The preceding points, as well as the past 10 years of frustration on the ground in Pakistan, was just a preamble for the discovery that the world’s most wanted man, Usama bin Ladin, was hiding not in a remote mountain redoubt, but in a luxury home in Abbottabad, 30 miles from the capital city of Islamabad. Abbottabad, a pleasant hill town, is populated by large numbers of active and retired Pakistani military and is home to the country’s military academy. It is located well within what are referred to as Pakistan’s “settled areas” and is not in a “lawless region.” It is an area under the tight control of Pakistani authorities and as secure as anywhere in the country.
The enormity of the revelation that Bin Ladin was living at this location can hardly be overstated. Efforts to find him were at the heart of absolutely everything the United States did with the Pakistanis and consumed the energy of thousands of American personnel for a full decade. All of Washington’s cooperation with the Pakistanis was, ultimately, centered on the goal of finding Bin Ladin and either capturing or killing him.
After all of this effort, not only was Bin Ladin in Pakistan all along, but he was living in an area to where the ISI had ready access and where it enjoyed the support of a broad array of other Pakistani security services. How exactly Bin Ladin managed to reside unmolested at this location remains unclear. Perhaps he enjoyed the active protection of members of the ISI. Perhaps the ISI was not looking hard for him. Perhaps Pakistan’s intelligence agents are simply grossly incompetent.

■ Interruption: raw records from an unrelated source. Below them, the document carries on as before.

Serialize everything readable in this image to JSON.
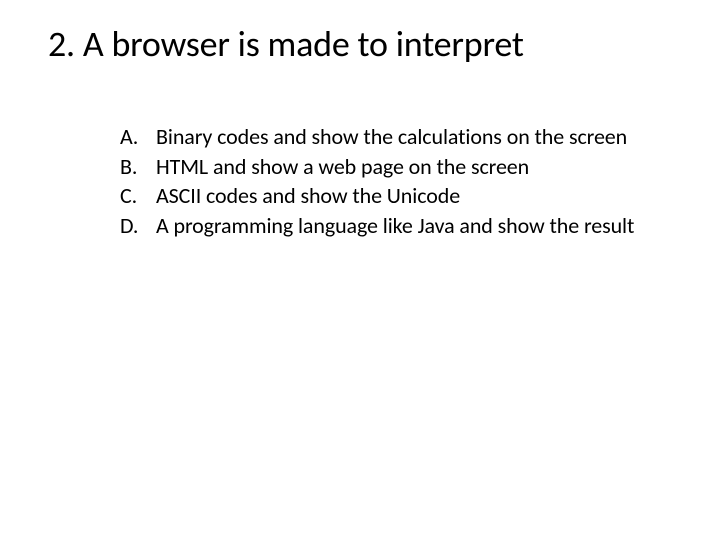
{
  "title": "2. A browser is made to interpret",
  "options": [
    {
      "marker": "A.",
      "text": "Binary codes and show the calculations on the screen"
    },
    {
      "marker": "B.",
      "text": "HTML and show a web page on the screen"
    },
    {
      "marker": "C.",
      "text": "ASCII codes and show the Unicode"
    },
    {
      "marker": "D.",
      "text": "A programming language like Java and show the result"
    }
  ]
}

Regardless, the lessons learned are the same. The U.S. intelligence community expended countless man-hours and billions of dollars working with the Pakistanis to find Bin Ladin. If this was the level of Pakistani assistance received in regard to Washington’s highest priority target, the United States cannot expect better assistance in the future regarding targets of less significance.
The war against al-Qa`ida is not over. Al-Qa`ida will move forward, plan future attacks and attempt to get revenge. In the face of this, the United States cannot afford to rely on the ISI and the Pakistani government. Bin Ladin’s death was the product of bold, decisive, unilateral action. Washington acquired the intelligence, put together the plan and executed it successfully. The Pakistanis played no role. In fact, in tacit recognition by the White House of the scope of the liaison problem, the Pakistanis were deliberately kept in the dark in the lead-up to the operation.
This is the future of counterterrorism, particularly in Pakistan. Liaison relationships serve an important purpose, but they are not a replacement to direct, unilateral action.
Charles S. Faddis is a retired Central Intelligence Agency operations officer and the former head of the CIA’s WMD terrorism unit. He spent 20 years as an operative in the Near East, South Asia and Europe and led the first CIA team into Iraq in advance of the 2003 invasion. He is the author of a recently released book on the CIA entitled Beyond Repair and the coauthor of a book on the actions of his team inside Iraq in 2002-2003, entitled Operation Hotel California. His latest book, Willful Neglect, is an examination of homeland security from an operator’s perspective and was released in 2010. He runs his own security consulting business, Orion Strategic Services, LLC.
 “Pakistan’s ISI Has Links with Haqqani Militants: U.S.,” Reuters, April 20, 2011.
 Jane Perlez, “Leak of C.I.A. Officer Name is Sign of Rift with Pakistan,” New York Times, May 9, 2011.